◆ YOUR OBJECTIVE:
Where the records below show the word "month" in a line, please copy that line.

◆ DATA TO USE:
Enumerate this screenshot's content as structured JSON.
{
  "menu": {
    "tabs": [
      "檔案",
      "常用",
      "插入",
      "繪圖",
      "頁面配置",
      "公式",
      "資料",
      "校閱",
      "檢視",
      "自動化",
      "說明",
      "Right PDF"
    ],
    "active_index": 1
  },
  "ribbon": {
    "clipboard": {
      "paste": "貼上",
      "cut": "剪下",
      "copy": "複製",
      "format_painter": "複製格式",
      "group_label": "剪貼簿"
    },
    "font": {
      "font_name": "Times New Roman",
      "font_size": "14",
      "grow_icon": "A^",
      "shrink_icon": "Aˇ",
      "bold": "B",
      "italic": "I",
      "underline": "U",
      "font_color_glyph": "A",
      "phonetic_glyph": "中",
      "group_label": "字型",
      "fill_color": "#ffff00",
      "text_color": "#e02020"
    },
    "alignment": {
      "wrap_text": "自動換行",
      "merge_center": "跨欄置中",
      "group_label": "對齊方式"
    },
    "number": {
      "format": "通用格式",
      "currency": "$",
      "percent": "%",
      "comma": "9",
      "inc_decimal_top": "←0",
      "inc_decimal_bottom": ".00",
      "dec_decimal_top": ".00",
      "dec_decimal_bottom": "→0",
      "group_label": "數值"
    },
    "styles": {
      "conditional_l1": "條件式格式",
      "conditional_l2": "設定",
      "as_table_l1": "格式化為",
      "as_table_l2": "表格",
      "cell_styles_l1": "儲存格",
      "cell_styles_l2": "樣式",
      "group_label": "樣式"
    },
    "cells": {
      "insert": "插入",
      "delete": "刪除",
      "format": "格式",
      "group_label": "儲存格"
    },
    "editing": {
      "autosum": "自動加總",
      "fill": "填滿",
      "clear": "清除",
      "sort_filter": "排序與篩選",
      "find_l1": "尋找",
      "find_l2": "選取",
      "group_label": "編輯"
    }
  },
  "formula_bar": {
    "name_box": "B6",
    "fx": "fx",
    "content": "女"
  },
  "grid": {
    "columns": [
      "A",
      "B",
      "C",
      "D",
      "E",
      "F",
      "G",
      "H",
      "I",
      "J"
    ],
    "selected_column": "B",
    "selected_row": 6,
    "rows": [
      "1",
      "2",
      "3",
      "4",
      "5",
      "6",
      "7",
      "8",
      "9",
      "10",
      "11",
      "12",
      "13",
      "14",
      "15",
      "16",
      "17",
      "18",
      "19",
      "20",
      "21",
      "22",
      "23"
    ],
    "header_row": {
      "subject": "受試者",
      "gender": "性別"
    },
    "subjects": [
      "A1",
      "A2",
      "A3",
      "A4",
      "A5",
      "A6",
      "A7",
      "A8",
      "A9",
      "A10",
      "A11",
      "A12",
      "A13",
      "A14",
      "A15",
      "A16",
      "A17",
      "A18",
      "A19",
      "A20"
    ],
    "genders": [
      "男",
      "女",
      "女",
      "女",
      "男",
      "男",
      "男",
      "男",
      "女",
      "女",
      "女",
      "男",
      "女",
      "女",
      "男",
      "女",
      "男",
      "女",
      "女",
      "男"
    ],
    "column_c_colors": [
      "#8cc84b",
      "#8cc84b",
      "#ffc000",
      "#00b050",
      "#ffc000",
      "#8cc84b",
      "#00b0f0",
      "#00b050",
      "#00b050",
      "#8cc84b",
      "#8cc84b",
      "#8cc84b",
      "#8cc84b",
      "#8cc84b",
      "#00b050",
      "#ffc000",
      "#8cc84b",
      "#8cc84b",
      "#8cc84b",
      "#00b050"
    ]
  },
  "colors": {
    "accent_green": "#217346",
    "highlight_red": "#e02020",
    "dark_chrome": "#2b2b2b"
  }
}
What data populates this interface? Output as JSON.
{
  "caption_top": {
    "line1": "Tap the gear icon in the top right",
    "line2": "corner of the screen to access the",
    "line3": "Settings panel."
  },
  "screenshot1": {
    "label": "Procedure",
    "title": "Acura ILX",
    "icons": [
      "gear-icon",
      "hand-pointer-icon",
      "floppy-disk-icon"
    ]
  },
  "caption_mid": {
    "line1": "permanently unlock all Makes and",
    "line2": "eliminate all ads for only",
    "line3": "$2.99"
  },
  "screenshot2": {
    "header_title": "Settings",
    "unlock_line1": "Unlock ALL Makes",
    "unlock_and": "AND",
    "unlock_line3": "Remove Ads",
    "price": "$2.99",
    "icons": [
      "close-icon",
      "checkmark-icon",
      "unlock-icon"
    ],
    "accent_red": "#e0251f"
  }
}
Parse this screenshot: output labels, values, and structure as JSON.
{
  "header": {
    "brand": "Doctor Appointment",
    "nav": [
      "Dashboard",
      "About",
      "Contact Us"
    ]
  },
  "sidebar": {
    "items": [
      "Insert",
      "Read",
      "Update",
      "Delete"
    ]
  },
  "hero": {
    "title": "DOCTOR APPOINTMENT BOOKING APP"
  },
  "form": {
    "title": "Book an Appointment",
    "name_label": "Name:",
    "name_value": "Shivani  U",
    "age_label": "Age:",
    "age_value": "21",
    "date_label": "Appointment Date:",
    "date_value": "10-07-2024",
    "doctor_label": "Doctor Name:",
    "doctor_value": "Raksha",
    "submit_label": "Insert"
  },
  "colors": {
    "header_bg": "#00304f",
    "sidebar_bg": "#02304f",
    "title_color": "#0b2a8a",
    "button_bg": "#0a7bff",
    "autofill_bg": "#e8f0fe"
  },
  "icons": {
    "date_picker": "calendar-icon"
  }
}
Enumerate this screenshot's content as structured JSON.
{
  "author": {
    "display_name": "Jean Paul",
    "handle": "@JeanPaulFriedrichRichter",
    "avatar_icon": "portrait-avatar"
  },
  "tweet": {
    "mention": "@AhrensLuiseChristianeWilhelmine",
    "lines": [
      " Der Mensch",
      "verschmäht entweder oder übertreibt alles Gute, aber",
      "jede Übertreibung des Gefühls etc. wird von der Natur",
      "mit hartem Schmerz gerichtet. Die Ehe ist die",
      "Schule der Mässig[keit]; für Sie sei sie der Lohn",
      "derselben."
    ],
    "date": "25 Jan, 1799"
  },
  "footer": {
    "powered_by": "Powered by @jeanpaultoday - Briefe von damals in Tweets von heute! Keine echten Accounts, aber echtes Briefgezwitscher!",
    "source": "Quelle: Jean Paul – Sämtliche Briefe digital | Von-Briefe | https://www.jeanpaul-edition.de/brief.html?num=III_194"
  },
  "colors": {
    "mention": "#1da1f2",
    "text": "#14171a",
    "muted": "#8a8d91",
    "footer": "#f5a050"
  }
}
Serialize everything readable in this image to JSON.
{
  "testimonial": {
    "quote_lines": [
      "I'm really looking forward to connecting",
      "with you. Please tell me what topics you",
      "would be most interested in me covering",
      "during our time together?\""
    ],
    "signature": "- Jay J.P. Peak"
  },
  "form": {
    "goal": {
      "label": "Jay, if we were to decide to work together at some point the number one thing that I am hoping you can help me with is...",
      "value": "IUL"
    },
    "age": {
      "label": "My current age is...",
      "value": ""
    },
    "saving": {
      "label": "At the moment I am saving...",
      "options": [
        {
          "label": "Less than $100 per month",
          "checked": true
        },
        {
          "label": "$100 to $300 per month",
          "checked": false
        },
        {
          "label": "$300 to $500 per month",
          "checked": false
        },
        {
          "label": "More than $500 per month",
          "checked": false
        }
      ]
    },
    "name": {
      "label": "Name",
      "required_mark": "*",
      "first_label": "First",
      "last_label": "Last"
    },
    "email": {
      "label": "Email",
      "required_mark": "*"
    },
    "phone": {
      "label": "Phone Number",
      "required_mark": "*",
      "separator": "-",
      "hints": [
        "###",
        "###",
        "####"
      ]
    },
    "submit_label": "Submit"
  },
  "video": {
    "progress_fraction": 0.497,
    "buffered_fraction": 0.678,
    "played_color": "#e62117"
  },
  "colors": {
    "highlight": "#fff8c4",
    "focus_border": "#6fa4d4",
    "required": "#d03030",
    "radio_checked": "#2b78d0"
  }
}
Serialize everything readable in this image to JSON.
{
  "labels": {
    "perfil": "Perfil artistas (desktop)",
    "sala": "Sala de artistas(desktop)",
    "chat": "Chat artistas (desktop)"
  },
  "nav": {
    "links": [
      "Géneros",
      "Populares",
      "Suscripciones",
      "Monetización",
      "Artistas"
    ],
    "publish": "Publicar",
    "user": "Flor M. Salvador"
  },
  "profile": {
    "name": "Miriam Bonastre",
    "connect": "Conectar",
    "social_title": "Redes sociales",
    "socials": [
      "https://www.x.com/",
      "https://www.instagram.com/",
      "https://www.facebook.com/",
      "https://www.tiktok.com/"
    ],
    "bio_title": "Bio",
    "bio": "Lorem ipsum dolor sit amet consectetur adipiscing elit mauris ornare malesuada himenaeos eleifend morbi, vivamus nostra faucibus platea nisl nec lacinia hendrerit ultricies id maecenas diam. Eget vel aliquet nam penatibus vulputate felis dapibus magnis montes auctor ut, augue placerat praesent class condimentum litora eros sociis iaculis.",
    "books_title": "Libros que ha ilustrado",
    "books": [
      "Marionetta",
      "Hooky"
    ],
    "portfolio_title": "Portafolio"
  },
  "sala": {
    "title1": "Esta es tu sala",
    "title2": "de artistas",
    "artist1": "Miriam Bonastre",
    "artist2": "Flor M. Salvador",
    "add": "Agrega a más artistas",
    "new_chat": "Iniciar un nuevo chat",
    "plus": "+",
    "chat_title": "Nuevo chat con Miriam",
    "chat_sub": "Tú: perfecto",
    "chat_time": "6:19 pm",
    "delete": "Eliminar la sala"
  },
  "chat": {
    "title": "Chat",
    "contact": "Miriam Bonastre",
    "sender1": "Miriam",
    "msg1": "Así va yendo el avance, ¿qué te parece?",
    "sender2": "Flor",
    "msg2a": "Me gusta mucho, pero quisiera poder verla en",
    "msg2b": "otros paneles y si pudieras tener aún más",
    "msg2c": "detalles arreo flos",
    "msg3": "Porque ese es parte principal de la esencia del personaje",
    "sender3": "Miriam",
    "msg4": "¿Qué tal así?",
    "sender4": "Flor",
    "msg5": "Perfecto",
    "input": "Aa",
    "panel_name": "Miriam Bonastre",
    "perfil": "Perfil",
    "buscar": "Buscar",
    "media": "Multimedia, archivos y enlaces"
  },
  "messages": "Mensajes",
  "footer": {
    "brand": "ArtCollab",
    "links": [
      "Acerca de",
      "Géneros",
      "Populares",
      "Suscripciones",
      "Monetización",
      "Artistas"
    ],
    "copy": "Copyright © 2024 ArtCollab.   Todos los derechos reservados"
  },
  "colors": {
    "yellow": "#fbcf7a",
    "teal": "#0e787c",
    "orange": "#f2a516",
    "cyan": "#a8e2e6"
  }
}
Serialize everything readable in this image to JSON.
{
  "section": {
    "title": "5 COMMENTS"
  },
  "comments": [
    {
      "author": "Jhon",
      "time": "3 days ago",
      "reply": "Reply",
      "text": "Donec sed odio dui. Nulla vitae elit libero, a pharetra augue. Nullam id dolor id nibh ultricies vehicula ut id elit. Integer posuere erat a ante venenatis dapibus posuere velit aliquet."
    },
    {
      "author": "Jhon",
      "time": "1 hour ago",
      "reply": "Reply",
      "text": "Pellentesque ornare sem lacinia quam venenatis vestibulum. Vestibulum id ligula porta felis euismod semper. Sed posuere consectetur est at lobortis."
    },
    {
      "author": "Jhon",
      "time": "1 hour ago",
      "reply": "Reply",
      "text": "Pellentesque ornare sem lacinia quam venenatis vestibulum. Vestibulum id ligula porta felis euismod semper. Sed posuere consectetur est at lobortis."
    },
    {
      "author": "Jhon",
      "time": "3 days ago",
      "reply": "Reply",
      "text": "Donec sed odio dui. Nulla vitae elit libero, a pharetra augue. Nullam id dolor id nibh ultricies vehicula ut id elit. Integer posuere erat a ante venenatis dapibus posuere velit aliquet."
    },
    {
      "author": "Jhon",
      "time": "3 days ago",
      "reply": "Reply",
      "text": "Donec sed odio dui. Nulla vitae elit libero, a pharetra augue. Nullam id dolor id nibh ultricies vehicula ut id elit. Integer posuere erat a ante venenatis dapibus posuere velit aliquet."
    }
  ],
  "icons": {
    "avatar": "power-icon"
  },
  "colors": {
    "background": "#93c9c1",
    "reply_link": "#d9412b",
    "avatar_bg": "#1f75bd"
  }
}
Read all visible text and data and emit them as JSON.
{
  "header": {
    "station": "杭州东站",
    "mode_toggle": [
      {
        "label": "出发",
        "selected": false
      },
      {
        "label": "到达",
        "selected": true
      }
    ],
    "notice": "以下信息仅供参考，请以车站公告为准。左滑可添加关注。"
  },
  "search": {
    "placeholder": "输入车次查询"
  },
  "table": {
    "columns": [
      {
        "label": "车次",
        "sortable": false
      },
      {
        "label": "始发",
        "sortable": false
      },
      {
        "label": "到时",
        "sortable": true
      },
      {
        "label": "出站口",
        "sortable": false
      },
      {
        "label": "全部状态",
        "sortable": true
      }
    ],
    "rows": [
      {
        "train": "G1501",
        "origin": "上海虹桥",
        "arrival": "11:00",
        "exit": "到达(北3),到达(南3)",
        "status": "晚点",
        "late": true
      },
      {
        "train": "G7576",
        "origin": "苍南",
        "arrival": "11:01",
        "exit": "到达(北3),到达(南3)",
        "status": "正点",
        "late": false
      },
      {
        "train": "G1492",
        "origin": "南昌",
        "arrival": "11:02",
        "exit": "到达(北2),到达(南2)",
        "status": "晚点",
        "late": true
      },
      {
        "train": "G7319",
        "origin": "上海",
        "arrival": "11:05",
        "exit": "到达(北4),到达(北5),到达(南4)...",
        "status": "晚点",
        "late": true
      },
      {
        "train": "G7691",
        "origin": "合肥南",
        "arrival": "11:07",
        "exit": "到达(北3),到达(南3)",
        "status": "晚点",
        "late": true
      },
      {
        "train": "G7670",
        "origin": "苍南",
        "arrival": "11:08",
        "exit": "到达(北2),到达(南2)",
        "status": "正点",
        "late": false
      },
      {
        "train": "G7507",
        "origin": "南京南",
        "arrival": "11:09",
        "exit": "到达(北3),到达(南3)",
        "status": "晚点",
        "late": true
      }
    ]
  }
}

◆ RESULT OF THIS EXERCISE:
          "label": "Less than $100 per month",
          "label": "$100 to $300 per month",
          "label": "$300 to $500 per month",
          "label": "More than $500 per month",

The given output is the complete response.